Dataset rows describing interfaces:
--------------------------------

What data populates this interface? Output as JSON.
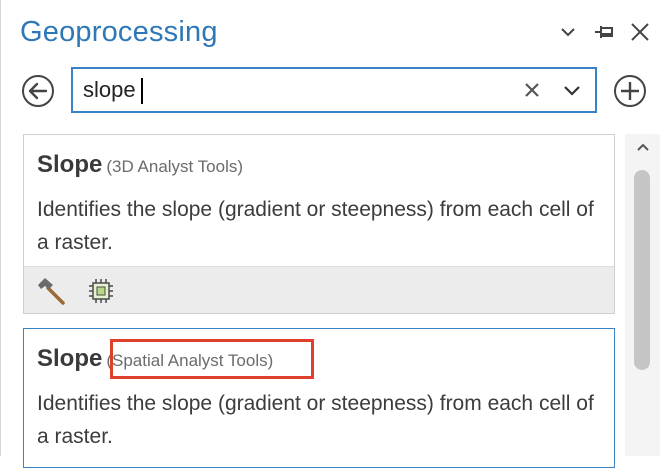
{
  "pane": {
    "title": "Geoprocessing",
    "controls": [
      "chevron-down-icon",
      "pin-icon",
      "close-icon"
    ]
  },
  "search": {
    "value": "slope",
    "back_icon": "back-arrow-icon",
    "clear_icon": "clear-x-icon",
    "dropdown_icon": "chevron-down-icon",
    "add_icon": "add-circle-icon"
  },
  "results": [
    {
      "title": "Slope",
      "toolbox": "(3D Analyst Tools)",
      "description": "Identifies the slope (gradient or steepness) from each cell of a raster.",
      "footer_icons": [
        "hammer-icon",
        "processor-chip-icon"
      ]
    },
    {
      "title": "Slope",
      "toolbox": "(Spatial Analyst Tools)",
      "description": "Identifies the slope (gradient or steepness) from each cell of a raster.",
      "highlighted": true
    }
  ],
  "colors": {
    "accent": "#3a82c6",
    "title": "#2f78b8",
    "highlight": "#e0402b"
  }
}
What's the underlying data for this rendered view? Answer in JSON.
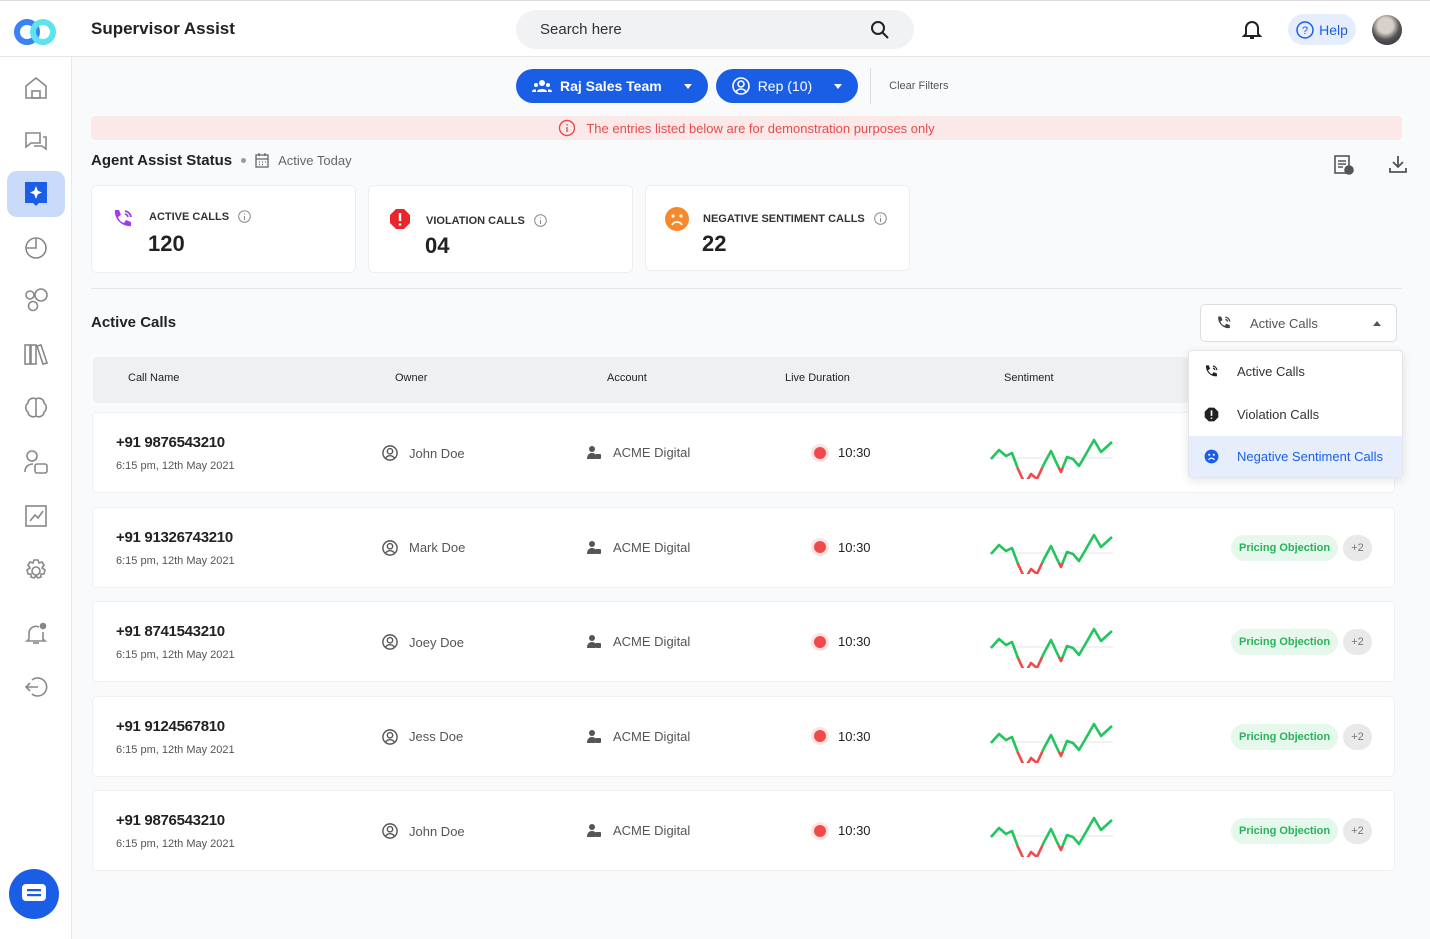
{
  "header": {
    "title": "Supervisor Assist",
    "search_placeholder": "Search here",
    "help_label": "Help"
  },
  "sidebar": {
    "items": [
      {
        "icon": "home-icon"
      },
      {
        "icon": "chat-icon"
      },
      {
        "icon": "agent-assist-icon",
        "active": true
      },
      {
        "icon": "pie-chart-icon"
      },
      {
        "icon": "bubbles-icon"
      },
      {
        "icon": "library-icon"
      },
      {
        "icon": "brain-icon"
      },
      {
        "icon": "user-briefcase-icon"
      },
      {
        "icon": "line-chart-icon"
      },
      {
        "icon": "gear-icon"
      },
      {
        "icon": "bell-alert-icon"
      },
      {
        "icon": "logout-icon"
      }
    ]
  },
  "filters": {
    "team": "Raj Sales Team",
    "rep": "Rep (10)",
    "clear": "Clear Filters"
  },
  "banner": "The entries listed below are for demonstration purposes only",
  "status": {
    "title": "Agent Assist Status",
    "period": "Active Today"
  },
  "cards": [
    {
      "label": "ACTIVE CALLS",
      "value": "120",
      "color": "#a23bf0"
    },
    {
      "label": "VIOLATION CALLS",
      "value": "04",
      "color": "#e8262b"
    },
    {
      "label": "NEGATIVE SENTIMENT CALLS",
      "value": "22",
      "color": "#f7892d"
    }
  ],
  "active_calls": {
    "title": "Active Calls",
    "select_value": "Active Calls",
    "menu": [
      "Active Calls",
      "Violation Calls",
      "Negative Sentiment Calls"
    ],
    "columns": [
      "Call Name",
      "Owner",
      "Account",
      "Live Duration",
      "Sentiment"
    ],
    "rows": [
      {
        "number": "+91 9876543210",
        "time": "6:15 pm, 12th May 2021",
        "owner": "John Doe",
        "account": "ACME Digital",
        "duration": "10:30",
        "tag": "",
        "more": ""
      },
      {
        "number": "+91 91326743210",
        "time": "6:15 pm, 12th May 2021",
        "owner": "Mark Doe",
        "account": "ACME Digital",
        "duration": "10:30",
        "tag": "Pricing Objection",
        "more": "+2"
      },
      {
        "number": "+91 8741543210",
        "time": "6:15 pm, 12th May 2021",
        "owner": "Joey Doe",
        "account": "ACME Digital",
        "duration": "10:30",
        "tag": "Pricing Objection",
        "more": "+2"
      },
      {
        "number": "+91 9124567810",
        "time": "6:15 pm, 12th May 2021",
        "owner": "Jess Doe",
        "account": "ACME Digital",
        "duration": "10:30",
        "tag": "Pricing Objection",
        "more": "+2"
      },
      {
        "number": "+91 9876543210",
        "time": "6:15 pm, 12th May 2021",
        "owner": "John Doe",
        "account": "ACME Digital",
        "duration": "10:30",
        "tag": "Pricing Objection",
        "more": "+2"
      }
    ]
  },
  "colors": {
    "primary": "#1b5ee6",
    "positive": "#22c55e",
    "negative": "#f04b4b"
  }
}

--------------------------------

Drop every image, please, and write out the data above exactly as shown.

What data populates this interface? Output as JSON.
{
  "pane": {
    "title": "Geoprocessing",
    "controls": [
      "chevron-down-icon",
      "pin-icon",
      "close-icon"
    ]
  },
  "search": {
    "value": "slope",
    "back_icon": "back-arrow-icon",
    "clear_icon": "clear-x-icon",
    "dropdown_icon": "chevron-down-icon",
    "add_icon": "add-circle-icon"
  },
  "results": [
    {
      "title": "Slope",
      "toolbox": "(3D Analyst Tools)",
      "description": "Identifies the slope (gradient or steepness) from each cell of a raster.",
      "footer_icons": [
        "hammer-icon",
        "processor-chip-icon"
      ]
    },
    {
      "title": "Slope",
      "toolbox": "(Spatial Analyst Tools)",
      "description": "Identifies the slope (gradient or steepness) from each cell of a raster.",
      "highlighted": true
    }
  ],
  "colors": {
    "accent": "#3a82c6",
    "title": "#2f78b8",
    "highlight": "#e0402b"
  }
}
What's the underlying data for this rendered view? Answer in JSON.
{
  "header": {
    "title": "Supervisor Assist",
    "search_placeholder": "Search here",
    "help_label": "Help"
  },
  "sidebar": {
    "items": [
      {
        "icon": "home-icon"
      },
      {
        "icon": "chat-icon"
      },
      {
        "icon": "agent-assist-icon",
        "active": true
      },
      {
        "icon": "pie-chart-icon"
      },
      {
        "icon": "bubbles-icon"
      },
      {
        "icon": "library-icon"
      },
      {
        "icon": "brain-icon"
      },
      {
        "icon": "user-briefcase-icon"
      },
      {
        "icon": "line-chart-icon"
      },
      {
        "icon": "gear-icon"
      },
      {
        "icon": "bell-alert-icon"
      },
      {
        "icon": "logout-icon"
      }
    ]
  },
  "filters": {
    "team": "Raj Sales Team",
    "rep": "Rep (10)",
    "clear": "Clear Filters"
  },
  "banner": "The entries listed below are for demonstration purposes only",
  "status": {
    "title": "Agent Assist Status",
    "period": "Active Today"
  },
  "cards": [
    {
      "label": "ACTIVE CALLS",
      "value": "120",
      "color": "#a23bf0"
    },
    {
      "label": "VIOLATION CALLS",
      "value": "04",
      "color": "#e8262b"
    },
    {
      "label": "NEGATIVE SENTIMENT CALLS",
      "value": "22",
      "color": "#f7892d"
    }
  ],
  "active_calls": {
    "title": "Active Calls",
    "select_value": "Active Calls",
    "menu": [
      "Active Calls",
      "Violation Calls",
      "Negative Sentiment Calls"
    ],
    "columns": [
      "Call Name",
      "Owner",
      "Account",
      "Live Duration",
      "Sentiment"
    ],
    "rows": [
      {
        "number": "+91 9876543210",
        "time": "6:15 pm, 12th May 2021",
        "owner": "John Doe",
        "account": "ACME Digital",
        "duration": "10:30",
        "tag": "",
        "more": ""
      },
      {
        "number": "+91 91326743210",
        "time": "6:15 pm, 12th May 2021",
        "owner": "Mark Doe",
        "account": "ACME Digital",
        "duration": "10:30",
        "tag": "Pricing Objection",
        "more": "+2"
      },
      {
        "number": "+91 8741543210",
        "time": "6:15 pm, 12th May 2021",
        "owner": "Joey Doe",
        "account": "ACME Digital",
        "duration": "10:30",
        "tag": "Pricing Objection",
        "more": "+2"
      },
      {
        "number": "+91 9124567810",
        "time": "6:15 pm, 12th May 2021",
        "owner": "Jess Doe",
        "account": "ACME Digital",
        "duration": "10:30",
        "tag": "Pricing Objection",
        "more": "+2"
      },
      {
        "number": "+91 9876543210",
        "time": "6:15 pm, 12th May 2021",
        "owner": "John Doe",
        "account": "ACME Digital",
        "duration": "10:30",
        "tag": "Pricing Objection",
        "more": "+2"
      }
    ]
  },
  "colors": {
    "primary": "#1b5ee6",
    "positive": "#22c55e",
    "negative": "#f04b4b"
  }
}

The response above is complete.